:: What is required ::
If a line in the records below contains the word "title", copy it out.

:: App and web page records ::
━━━━

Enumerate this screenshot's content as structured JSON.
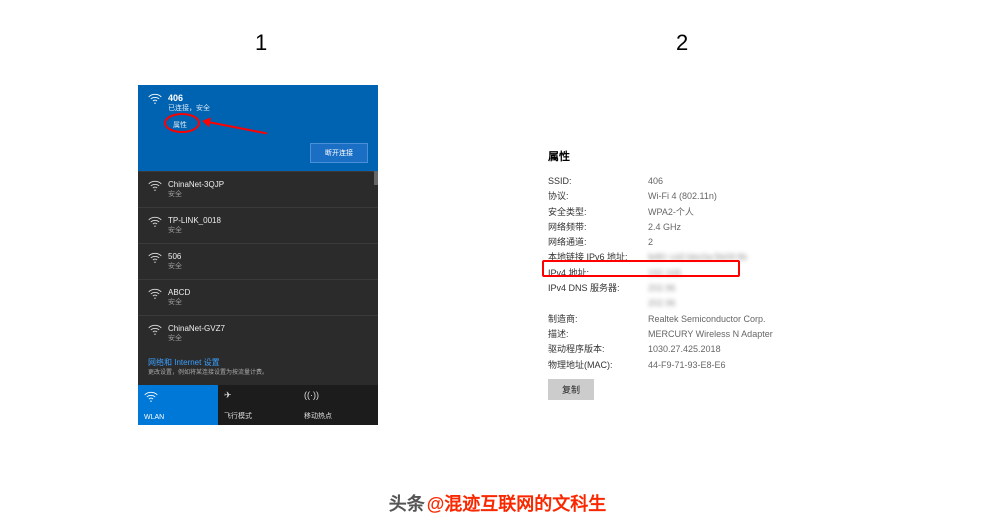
{
  "labels": {
    "one": "1",
    "two": "2"
  },
  "flyout": {
    "connected": {
      "ssid": "406",
      "status": "已连接，安全",
      "properties_label": "属性",
      "disconnect_label": "断开连接"
    },
    "networks": [
      {
        "name": "ChinaNet-3QJP",
        "security": "安全"
      },
      {
        "name": "TP-LINK_0018",
        "security": "安全"
      },
      {
        "name": "506",
        "security": "安全"
      },
      {
        "name": "ABCD",
        "security": "安全"
      },
      {
        "name": "ChinaNet-GVZ7",
        "security": "安全"
      }
    ],
    "settings_link": "网络和 Internet 设置",
    "settings_sub": "更改设置，例如将某连接设置为按流量计费。",
    "tiles": [
      {
        "label": "WLAN",
        "icon": "wifi",
        "active": true
      },
      {
        "label": "飞行模式",
        "icon": "airplane",
        "active": false
      },
      {
        "label": "移动热点",
        "icon": "hotspot",
        "active": false
      }
    ]
  },
  "props": {
    "title": "属性",
    "rows": [
      {
        "k": "SSID:",
        "v": "406"
      },
      {
        "k": "协议:",
        "v": "Wi-Fi 4 (802.11n)"
      },
      {
        "k": "安全类型:",
        "v": "WPA2-个人"
      },
      {
        "k": "网络频带:",
        "v": "2.4 GHz"
      },
      {
        "k": "网络通道:",
        "v": "2"
      },
      {
        "k": "本地链接 IPv6 地址:",
        "v": "fe80::cd2:bbc0a:5b09:9b"
      },
      {
        "k": "IPv4 地址:",
        "v": "192.168."
      },
      {
        "k": "IPv4 DNS 服务器:",
        "v": "202.96\n202.96"
      },
      {
        "k": "制造商:",
        "v": "Realtek Semiconductor Corp."
      },
      {
        "k": "描述:",
        "v": "MERCURY Wireless N Adapter"
      },
      {
        "k": "驱动程序版本:",
        "v": "1030.27.425.2018"
      },
      {
        "k": "物理地址(MAC):",
        "v": "44-F9-71-93-E8-E6"
      }
    ],
    "copy_label": "复制"
  },
  "watermark": {
    "label": "头条",
    "handle": "@混迹互联网的文科生"
  }
}
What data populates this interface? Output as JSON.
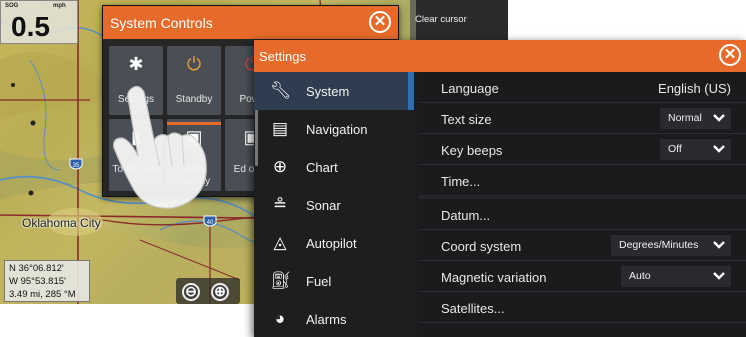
{
  "map": {
    "speed_label": "SOG",
    "speed_unit": "mph",
    "speed_value": "0.5",
    "city_label": "Oklahoma City",
    "coord_lat": "N  36°06.812'",
    "coord_lon": "W  95°53.815'",
    "coord_range": "3.49 mi, 285 °M",
    "zoom_out_symbol": "⊖",
    "zoom_in_symbol": "⊕",
    "right_strip_label": "Clear cursor",
    "highway_shields": [
      "35",
      "40"
    ]
  },
  "system_controls": {
    "title": "System Controls",
    "close_symbol": "✕",
    "tiles": [
      {
        "label": "Settings",
        "icon": "gear-icon"
      },
      {
        "label": "Standby",
        "icon": "power-icon"
      },
      {
        "label": "Powe",
        "icon": "power-off-icon"
      },
      {
        "label": "Touch lock",
        "icon": "touch-lock-icon"
      },
      {
        "label": "Data overlay",
        "icon": "data-overlay-icon"
      },
      {
        "label": "Ed overl",
        "icon": "edit-overlay-icon"
      }
    ]
  },
  "settings": {
    "title": "Settings",
    "close_symbol": "✕",
    "sidebar": [
      {
        "label": "System",
        "icon": "wrench-icon",
        "active": true
      },
      {
        "label": "Navigation",
        "icon": "navigation-icon"
      },
      {
        "label": "Chart",
        "icon": "globe-icon"
      },
      {
        "label": "Sonar",
        "icon": "sonar-icon"
      },
      {
        "label": "Autopilot",
        "icon": "autopilot-icon"
      },
      {
        "label": "Fuel",
        "icon": "fuel-icon"
      },
      {
        "label": "Alarms",
        "icon": "alarm-icon"
      }
    ],
    "rows": [
      {
        "label": "Language",
        "value": "English (US)"
      },
      {
        "label": "Text size",
        "dropdown": "Normal"
      },
      {
        "label": "Key beeps",
        "dropdown": "Off"
      },
      {
        "label": "Time..."
      },
      {
        "label": "Datum..."
      },
      {
        "label": "Coord system",
        "dropdown": "Degrees/Minutes"
      },
      {
        "label": "Magnetic variation",
        "dropdown": "Auto"
      },
      {
        "label": "Satellites..."
      }
    ]
  },
  "colors": {
    "accent": "#e66a2a",
    "active_item": "#2e3d50",
    "panel": "#1b1c1e"
  }
}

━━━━

:: Exercise response ::
    "title": "属性",
    "title": "System Controls",
    "title": "Settings",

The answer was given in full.